“Eight in 10 people in England and Wales live within a 15-mile radius of an EFL club, so whether it’s offering practical, emotional, or physical support, the help football Clubs are providing should not be underestimated, wrote EFL chief Rick Parry in an open letter about the close connection between club and community.
A club in the footballing pyramid isn’t only defined by its success at the top level, but also by its very existence. The existential threat of promotion and relegation, that a club could potentially no longer exist if they continue to lose, makes survival a significant act. That anxiety may not scale to Premier League standards, but as the documentary shows, it is an overall mood that has tangible effects on behavior and day-to-day reality.
Donald reiterated throughout the series that he would sell the club if supporters turned on him. Following a joint statement from several supporter groups, Donald put the club back onto the market just a year-and-a-half following the triumphant press conference that opened season two.
Yet it was Methven’s outsider perspective that shook up the complacency of the staff, in questioning how things were done just because that’s how they always were done. Methven, who drew comparisons between Gordon Gekko and Ricky Gervais’ David Brent, provided a standout moment in explaining why playing house music before matcheswould signal a new era of the club.
A gift of the documentary form is how real life continues to unfold long after its release; with the club potentially changing hands again, season two becomes a fish-out-of-water narrative of two cosmopolitan figures attempting to navigate a foreign culture. If this was cinema, our main characters would change and learn a lesson about themselves. In reality, all that’s left are fans let down once again.
There was also the risk of glamorizing Sunderland’s working class qualities, especially as we analyze the series from a distance. Likewise, when Methven and Donald discuss how much they love the North East as compared to the (posh?) South, they seem to be trying to convince themselves while saying it outloud. Regardless, the series draws plaudits from viewers in Sunderland.
“It makes for a challenging and at times difficult watch, though there is more than enough to leave Sunderland fans proud and defiant,” wrote Sunderland Echo football columnist Phil Smith
In another example of adding context since the time of the documentary’s release, rivals Newcastle were on the verge of being purchased by a billionaire consortium. One of their ambitions is to brand themselves as the “club of the North,” though penetrating the relationship between Sunderland and its supporters appears impossible judging by what we’ve seen. The simultaneous acts of Sunderland and Newcastle getting sold and bought shows the fleeting nature of club ownership, and how lifelong fandom is built on the shaky ground of finances and whims of individuals.

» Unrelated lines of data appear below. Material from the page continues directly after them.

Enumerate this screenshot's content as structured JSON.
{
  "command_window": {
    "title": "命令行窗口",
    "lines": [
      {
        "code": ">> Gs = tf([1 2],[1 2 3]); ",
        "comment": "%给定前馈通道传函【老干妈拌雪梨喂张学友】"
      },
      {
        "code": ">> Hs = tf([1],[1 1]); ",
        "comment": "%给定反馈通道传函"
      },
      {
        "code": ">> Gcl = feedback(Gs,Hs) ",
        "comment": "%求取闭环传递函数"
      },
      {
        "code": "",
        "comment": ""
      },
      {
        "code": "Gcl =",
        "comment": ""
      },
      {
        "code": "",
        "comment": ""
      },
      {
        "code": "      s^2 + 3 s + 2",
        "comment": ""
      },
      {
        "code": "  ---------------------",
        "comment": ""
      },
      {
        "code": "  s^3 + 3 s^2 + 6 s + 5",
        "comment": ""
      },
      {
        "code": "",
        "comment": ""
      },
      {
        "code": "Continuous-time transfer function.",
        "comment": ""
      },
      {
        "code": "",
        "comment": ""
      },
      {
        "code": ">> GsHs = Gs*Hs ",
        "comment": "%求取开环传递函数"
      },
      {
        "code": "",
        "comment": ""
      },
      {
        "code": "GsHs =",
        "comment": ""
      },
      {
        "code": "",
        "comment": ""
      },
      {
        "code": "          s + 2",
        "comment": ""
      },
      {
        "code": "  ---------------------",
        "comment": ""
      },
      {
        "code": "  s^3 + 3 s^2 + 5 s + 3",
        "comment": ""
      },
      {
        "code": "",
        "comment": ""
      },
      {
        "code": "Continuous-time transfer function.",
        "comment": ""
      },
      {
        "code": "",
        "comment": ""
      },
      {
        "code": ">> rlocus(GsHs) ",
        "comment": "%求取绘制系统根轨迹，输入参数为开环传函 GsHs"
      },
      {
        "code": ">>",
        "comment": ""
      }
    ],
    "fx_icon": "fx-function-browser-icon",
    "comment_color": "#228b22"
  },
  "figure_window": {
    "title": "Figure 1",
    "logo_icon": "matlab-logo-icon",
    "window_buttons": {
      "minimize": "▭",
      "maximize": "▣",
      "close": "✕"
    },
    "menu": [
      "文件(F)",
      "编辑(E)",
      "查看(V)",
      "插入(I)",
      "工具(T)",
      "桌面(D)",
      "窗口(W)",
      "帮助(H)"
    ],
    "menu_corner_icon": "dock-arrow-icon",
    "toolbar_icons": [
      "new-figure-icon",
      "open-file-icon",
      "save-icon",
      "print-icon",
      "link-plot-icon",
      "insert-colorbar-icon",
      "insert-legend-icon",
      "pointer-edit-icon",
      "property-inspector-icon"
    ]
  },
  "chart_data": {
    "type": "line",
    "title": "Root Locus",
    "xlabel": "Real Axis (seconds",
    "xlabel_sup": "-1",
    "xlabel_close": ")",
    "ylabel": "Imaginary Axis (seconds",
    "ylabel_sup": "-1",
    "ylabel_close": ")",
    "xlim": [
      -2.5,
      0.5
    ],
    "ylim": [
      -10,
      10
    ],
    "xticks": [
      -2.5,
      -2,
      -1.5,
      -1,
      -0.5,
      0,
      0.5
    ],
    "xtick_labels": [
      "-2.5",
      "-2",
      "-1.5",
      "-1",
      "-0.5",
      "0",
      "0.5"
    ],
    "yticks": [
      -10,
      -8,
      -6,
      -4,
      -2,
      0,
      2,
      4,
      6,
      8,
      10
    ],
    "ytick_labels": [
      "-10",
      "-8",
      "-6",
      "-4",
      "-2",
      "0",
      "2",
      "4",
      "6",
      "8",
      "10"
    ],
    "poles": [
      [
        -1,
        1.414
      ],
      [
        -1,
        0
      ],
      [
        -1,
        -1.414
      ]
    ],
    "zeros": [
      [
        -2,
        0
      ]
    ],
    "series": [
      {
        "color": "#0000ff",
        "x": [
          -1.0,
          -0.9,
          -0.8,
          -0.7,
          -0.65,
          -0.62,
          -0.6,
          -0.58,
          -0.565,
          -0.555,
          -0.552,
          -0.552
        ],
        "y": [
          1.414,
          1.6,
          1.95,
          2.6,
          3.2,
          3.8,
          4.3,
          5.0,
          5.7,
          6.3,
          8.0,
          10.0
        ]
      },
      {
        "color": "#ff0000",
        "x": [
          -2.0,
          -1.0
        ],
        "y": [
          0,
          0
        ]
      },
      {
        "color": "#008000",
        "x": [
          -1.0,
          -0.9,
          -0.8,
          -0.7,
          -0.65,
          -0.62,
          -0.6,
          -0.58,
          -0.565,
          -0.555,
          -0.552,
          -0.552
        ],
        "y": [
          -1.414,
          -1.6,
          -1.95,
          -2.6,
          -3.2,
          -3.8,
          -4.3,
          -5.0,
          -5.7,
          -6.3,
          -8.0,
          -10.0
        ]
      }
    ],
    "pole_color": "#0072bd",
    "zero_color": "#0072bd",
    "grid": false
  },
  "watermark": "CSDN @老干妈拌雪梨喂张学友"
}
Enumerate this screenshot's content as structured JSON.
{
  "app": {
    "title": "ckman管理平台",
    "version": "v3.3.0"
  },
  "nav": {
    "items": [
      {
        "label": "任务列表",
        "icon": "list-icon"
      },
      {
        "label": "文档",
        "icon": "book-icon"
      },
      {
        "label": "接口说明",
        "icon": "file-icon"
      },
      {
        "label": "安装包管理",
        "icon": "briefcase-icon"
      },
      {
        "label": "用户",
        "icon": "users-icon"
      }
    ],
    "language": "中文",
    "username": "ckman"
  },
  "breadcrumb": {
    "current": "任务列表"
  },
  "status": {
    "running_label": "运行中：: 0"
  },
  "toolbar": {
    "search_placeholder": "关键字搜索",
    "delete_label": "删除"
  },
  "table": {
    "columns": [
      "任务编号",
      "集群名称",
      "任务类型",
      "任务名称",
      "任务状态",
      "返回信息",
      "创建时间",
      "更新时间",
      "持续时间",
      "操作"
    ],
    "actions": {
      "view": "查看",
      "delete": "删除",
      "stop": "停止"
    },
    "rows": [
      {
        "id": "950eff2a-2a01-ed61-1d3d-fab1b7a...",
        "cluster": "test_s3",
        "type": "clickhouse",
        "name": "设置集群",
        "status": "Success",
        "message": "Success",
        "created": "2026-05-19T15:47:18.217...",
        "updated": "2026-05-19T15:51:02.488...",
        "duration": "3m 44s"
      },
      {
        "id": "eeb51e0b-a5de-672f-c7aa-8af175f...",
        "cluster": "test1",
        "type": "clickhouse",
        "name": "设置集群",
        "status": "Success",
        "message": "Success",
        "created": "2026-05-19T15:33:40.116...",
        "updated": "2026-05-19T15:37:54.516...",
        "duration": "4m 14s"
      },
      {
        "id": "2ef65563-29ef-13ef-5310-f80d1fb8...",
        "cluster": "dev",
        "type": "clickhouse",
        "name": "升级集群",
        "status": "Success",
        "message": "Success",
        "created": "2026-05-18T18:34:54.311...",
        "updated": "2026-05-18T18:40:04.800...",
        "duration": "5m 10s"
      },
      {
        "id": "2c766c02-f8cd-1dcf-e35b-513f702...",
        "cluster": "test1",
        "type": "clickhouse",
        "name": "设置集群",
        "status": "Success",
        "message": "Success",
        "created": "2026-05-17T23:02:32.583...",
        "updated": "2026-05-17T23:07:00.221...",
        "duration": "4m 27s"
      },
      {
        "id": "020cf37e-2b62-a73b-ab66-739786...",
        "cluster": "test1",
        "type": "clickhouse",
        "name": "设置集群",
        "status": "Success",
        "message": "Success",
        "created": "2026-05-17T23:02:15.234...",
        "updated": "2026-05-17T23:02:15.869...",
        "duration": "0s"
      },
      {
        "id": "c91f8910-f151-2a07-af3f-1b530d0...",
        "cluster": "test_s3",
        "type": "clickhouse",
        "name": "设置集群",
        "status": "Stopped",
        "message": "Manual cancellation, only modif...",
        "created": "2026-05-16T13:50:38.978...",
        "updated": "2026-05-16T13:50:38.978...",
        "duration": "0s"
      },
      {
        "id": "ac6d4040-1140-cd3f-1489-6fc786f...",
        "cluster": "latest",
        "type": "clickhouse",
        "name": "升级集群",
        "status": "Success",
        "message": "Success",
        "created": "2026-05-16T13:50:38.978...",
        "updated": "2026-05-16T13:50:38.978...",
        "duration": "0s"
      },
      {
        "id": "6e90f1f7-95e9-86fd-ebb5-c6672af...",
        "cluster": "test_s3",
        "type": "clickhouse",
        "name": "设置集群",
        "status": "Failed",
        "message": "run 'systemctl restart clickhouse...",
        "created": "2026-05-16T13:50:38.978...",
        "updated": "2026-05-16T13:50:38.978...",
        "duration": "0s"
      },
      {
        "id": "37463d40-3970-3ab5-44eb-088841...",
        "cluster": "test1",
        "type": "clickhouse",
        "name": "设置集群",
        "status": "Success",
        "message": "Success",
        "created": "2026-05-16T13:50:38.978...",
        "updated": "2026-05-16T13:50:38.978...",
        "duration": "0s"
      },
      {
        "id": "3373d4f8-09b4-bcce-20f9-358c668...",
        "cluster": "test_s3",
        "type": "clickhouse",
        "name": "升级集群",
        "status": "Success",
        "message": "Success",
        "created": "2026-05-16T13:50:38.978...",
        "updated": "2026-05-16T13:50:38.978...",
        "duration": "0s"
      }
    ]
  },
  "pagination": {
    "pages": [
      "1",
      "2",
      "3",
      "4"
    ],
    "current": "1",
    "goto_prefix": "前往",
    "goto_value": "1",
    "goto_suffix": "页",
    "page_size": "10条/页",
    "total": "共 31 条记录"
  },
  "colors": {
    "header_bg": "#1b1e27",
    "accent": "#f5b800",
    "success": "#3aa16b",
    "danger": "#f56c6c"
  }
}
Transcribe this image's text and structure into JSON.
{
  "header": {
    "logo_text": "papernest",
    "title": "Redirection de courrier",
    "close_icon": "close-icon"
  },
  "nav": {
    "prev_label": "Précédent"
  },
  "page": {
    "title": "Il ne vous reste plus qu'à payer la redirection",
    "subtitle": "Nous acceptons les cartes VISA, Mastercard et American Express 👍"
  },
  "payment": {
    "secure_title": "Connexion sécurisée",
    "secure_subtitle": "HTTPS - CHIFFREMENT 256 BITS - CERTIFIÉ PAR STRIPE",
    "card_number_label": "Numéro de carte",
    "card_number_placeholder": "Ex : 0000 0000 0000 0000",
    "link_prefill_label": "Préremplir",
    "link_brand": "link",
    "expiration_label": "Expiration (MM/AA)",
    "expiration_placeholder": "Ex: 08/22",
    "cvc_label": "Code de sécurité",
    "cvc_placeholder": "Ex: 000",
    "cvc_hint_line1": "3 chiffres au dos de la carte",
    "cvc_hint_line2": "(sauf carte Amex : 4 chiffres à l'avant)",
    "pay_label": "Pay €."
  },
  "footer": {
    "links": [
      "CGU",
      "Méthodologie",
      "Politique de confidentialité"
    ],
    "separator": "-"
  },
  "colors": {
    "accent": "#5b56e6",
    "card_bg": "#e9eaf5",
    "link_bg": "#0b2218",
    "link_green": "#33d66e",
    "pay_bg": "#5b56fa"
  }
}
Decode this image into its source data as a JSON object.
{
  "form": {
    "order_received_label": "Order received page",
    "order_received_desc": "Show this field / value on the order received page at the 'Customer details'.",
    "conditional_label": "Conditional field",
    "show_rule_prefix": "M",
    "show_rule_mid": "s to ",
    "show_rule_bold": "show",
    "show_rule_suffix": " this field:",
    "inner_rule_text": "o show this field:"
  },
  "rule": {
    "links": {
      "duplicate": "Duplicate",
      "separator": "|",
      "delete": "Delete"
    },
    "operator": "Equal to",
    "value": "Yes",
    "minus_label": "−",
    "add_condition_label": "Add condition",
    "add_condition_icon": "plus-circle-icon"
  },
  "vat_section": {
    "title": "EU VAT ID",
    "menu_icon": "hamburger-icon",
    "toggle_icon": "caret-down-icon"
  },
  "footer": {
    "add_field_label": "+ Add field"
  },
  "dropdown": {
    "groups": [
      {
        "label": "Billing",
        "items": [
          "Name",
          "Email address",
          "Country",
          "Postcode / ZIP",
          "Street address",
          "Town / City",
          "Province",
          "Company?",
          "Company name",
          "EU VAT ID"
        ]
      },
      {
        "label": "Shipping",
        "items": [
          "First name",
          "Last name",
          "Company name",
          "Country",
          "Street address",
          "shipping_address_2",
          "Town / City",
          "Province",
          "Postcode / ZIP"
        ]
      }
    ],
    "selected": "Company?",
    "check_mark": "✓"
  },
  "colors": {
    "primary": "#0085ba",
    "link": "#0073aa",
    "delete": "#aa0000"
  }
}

But supporters endure those changes together. As Sunderland’s season ended, supporters turned inward, asking if anything good happens to both city and club. Imagine how those same events would play out now, as we face an extended period without fans. What was framed then as another low moment in a club’s history could end up being a document of what pre-pandemic sporting life was like, when supporters would crowd outside of bars for hours beforehand, singing and being alive in the moment. Players, managers, and even owners come and leave, but the spirit of a city is forever.